The Short Life of the Auburn Brand
During Charles Eckhart’s time running the company his two sons, Morris and Frank, entered the business after experimenting with and making automobiles. In 1909, the Company moved to a larger plant after taking in two other carmakers that were local to the business, and the Company saw some modest success during the following period. In the midst of World War 1, however, the plant was forced to close due to a shortage of materials. The company was sold by the Eckhart brothers in 1919 to Ralph Austin Bard and his group of investors based in Chicago. Profits at the company increased as the new owners initiated a revival in fortunes, but the extent of their success was not predicted by the investor group. Subsequently, the group offered prolific automobile salesman Errett Lobban Cord the chance to run the company in 1924, hoping to benefit from his expertise. Rather than accepting their offer, Cord counter-offered with a leveraged buyout to take over the whole company. The offer was accepted by the Chicago investors, and Cord completed the move before 1926. During the Depression the company’s vehicles were deemed too expensive for the market, despite the quality engineering and style. This together with Cord’s injunction for stock manipulations eventually led to him selling his shares in his holding company. Auburns were taken off production in 1937.
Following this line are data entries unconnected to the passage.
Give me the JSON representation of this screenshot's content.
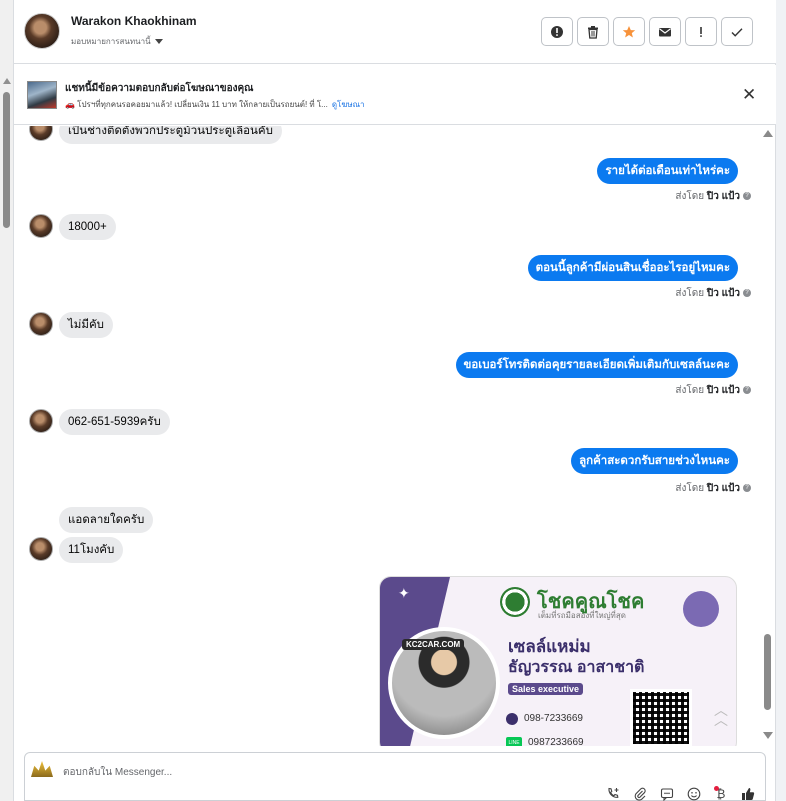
{
  "header": {
    "user_name": "Warakon Khaokhinam",
    "assign_label": "มอบหมายการสนทนานี้",
    "tools": [
      "exclamation-circle-icon",
      "trash-icon",
      "star-icon",
      "envelope-icon",
      "exclamation-icon",
      "check-icon"
    ],
    "star_color": "#f7923a"
  },
  "banner": {
    "title": "แชทนี้มีข้อความตอบกลับต่อโฆษณาของคุณ",
    "text": "🚗 โปรฯที่ทุกคนรอคอยมาแล้ว! เปลี่ยนเงิน 11 บาท ให้กลายเป็นรถยนต์! ที่ โ...",
    "link": "ดูโฆษณา"
  },
  "messages": {
    "in_1": "เป็นช่างติดตั้งพวกประตูม้วนประตูเลื่อนคับ",
    "out_1": "รายได้ต่อเดือนเท่าไหร่คะ",
    "in_2": "18000+",
    "out_2": "ตอนนี้ลูกค้ามีผ่อนสินเชื่ออะไรอยู่ไหมคะ",
    "in_3": "ไม่มีคับ",
    "out_3": "ขอเบอร์โทรติดต่อคุยรายละเอียดเพิ่มเติมกับเซลล์นะคะ",
    "in_4": "062-651-5939ครับ",
    "out_4": "ลูกค้าสะดวกรับสายช่วงไหนคะ",
    "in_5": "แอดลายใดครับ",
    "in_6": "11โมงคับ",
    "sent_by_label": "ส่งโดย",
    "sent_by_name": "ปิว แป้ว",
    "bubble_out_color": "#0b7af0",
    "bubble_in_color": "#e9eaec"
  },
  "card": {
    "brand": "โชคคูณโชค",
    "brand_sub": "เต็มที่รถมือสองที่ใหญ่ที่สุด",
    "site": "KC2CAR.COM",
    "name_line1": "เซลล์แหม่ม",
    "name_line2": "ธัญวรรณ  อาสาชาติ",
    "role": "Sales executive",
    "phone1": "098-7233669",
    "phone2": "0987233669",
    "line_label": "LINE"
  },
  "composer": {
    "placeholder": "ตอบกลับใน Messenger...",
    "icons": [
      "phone-plus-icon",
      "paperclip-icon",
      "saved-reply-icon",
      "emoji-icon",
      "bitcoin-icon",
      "thumbs-up-icon"
    ]
  }
}
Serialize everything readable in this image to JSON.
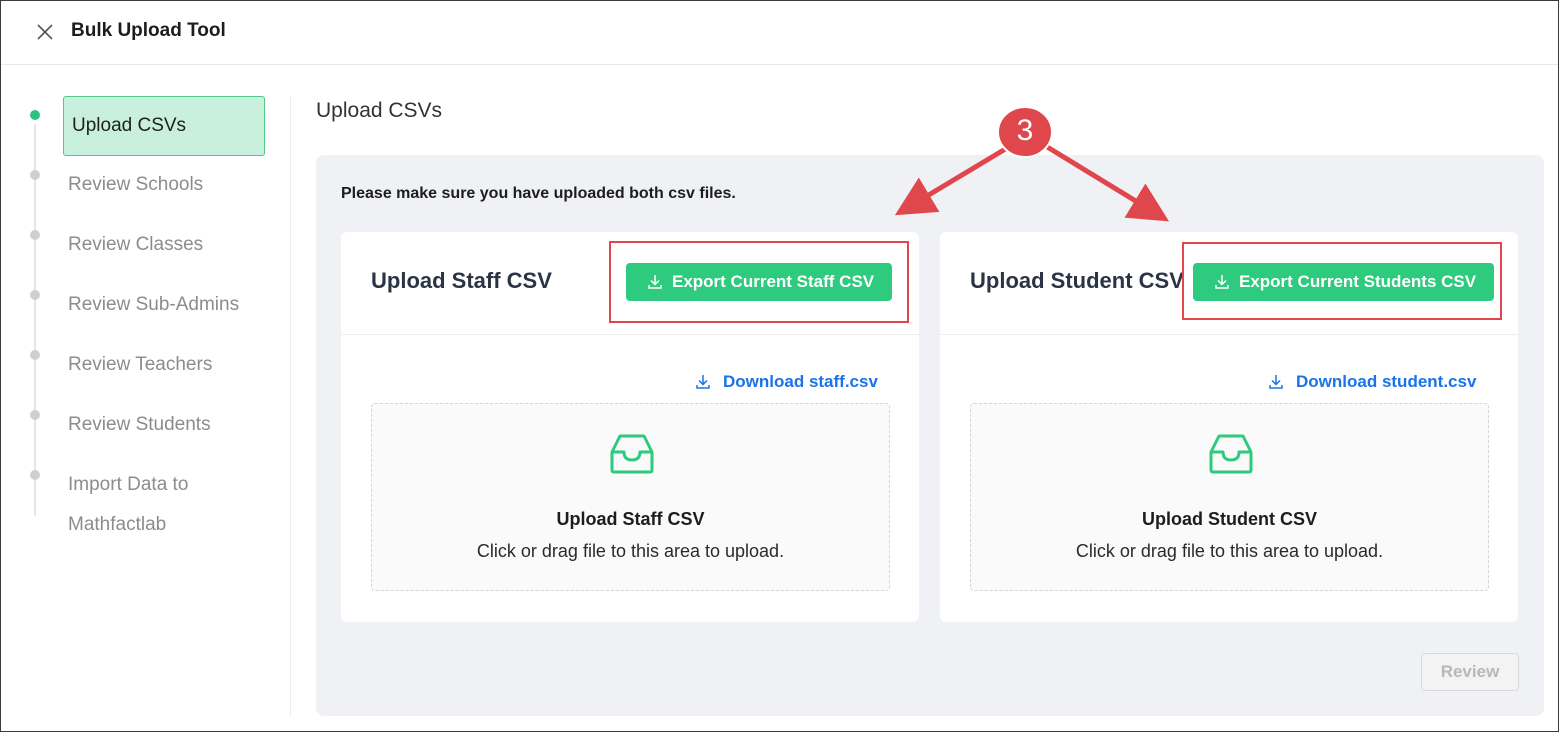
{
  "header": {
    "title": "Bulk Upload Tool"
  },
  "stepper": {
    "steps": [
      {
        "label": "Upload CSVs",
        "active": true
      },
      {
        "label": "Review Schools"
      },
      {
        "label": "Review Classes"
      },
      {
        "label": "Review Sub-Admins"
      },
      {
        "label": "Review Teachers"
      },
      {
        "label": "Review Students"
      },
      {
        "label": "Import Data to"
      },
      {
        "label": "Mathfactlab"
      }
    ]
  },
  "main": {
    "title": "Upload CSVs",
    "notice": "Please make sure you have uploaded both csv files.",
    "staff": {
      "title": "Upload Staff CSV",
      "export_label": "Export Current Staff CSV",
      "download_label": "Download staff.csv",
      "dropzone_title": "Upload Staff CSV",
      "dropzone_hint": "Click or drag file to this area to upload."
    },
    "student": {
      "title": "Upload Student CSV",
      "export_label": "Export Current Students CSV",
      "download_label": "Download student.csv",
      "dropzone_title": "Upload Student CSV",
      "dropzone_hint": "Click or drag file to this area to upload."
    },
    "review_label": "Review"
  },
  "annotation": {
    "number": "3"
  },
  "colors": {
    "accent": "#2ecb7f",
    "link": "#1a73e8",
    "annotation": "#e0474c",
    "active_step_bg": "#c9f0dc"
  }
}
Models Released by Auburn
The models released by Auburn included a touring car called the 1904 Auburn, which had a single-cylinder engine and could seat two to four passengers. Unoccupied seats would be protected by a tonneau. Weighing in at 680kg, the car was fitted with a planetary transmission and half-elliptic springs for suspension. 1926 saw the release of a line of expensive luxury automobiles as a result of a partnership between Auburn and the Duesenberg Corporation, masterminded by Cord. Cord also oversaw the production of the eponymous Cord automobile brand, called the “L-29.” With the help of designer Alan Leamy the Auburn Speedster, Duesenberg Model J and advanced-engineered Cord 810/812 were released between 1928 and 1937. In particular, the Auburn Speedster was popular in Hollywood thanks to its fast engine and unique “Boat Tail” design.